Apprenticeship scheme to cost councils millions, LGA cautions

The Local Government Association (LGA) has warned that the government’s plans to drive the number of apprenticeships will cost councils millions of pounds, stretching budgets further.

From April 2017 onwards, all public and private employers with a wage in excess of £3 million will be required to contribute 0.2 per cent in a new Apprenticeship Levy. The contribution will then be used to fund the creation of three million new apprenticeships by the end of the decade.

However, the LGA outlined that compelling councils to make the contribution would place significant financial stress on authorities,with the levy calculated to cost around £207 million per year. Less than 10 per cent of town halls are expected to be exempt from the rules.

Part of the government’s proposal will mean public sector employers must ensure at least 2.3 per cent of their workforce is made up of apprentices. The union argued that councils will therefore have to create 22,000 new apprenticeships each year, adding an extra £400 million to their wage bill.

A number of council leaders are urging the government to allow them to be exempt from the apprenticeship target. In addition to extra costs, local authorities would be forced to create more positions to accommodate apprentices, where it has already reduced staff numbers by 40 per cent in 2010.
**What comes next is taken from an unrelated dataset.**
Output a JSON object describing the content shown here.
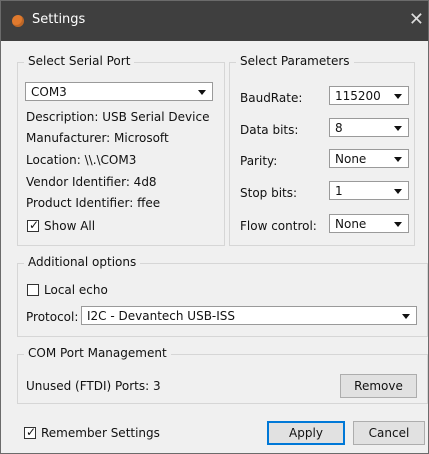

The LGA has advised that any money raised from the Apprenticeship Levy be controlled at the respective local level in order to allow each area to use the money to create skilled apprentices that target plugging local skills gaps and meet employers’ needs.

Councillor Nick Forbes, LGA vice chair, said: “Councils support the government's ambition to create three million apprenticeships. Good apprenticeships can give people the experience, skills and understanding that can often lead straight into a full-time job.

“Paying the Apprenticeship Levy and meeting national apprenticeship targets each year will add further financial pressure onto already stretched local services.”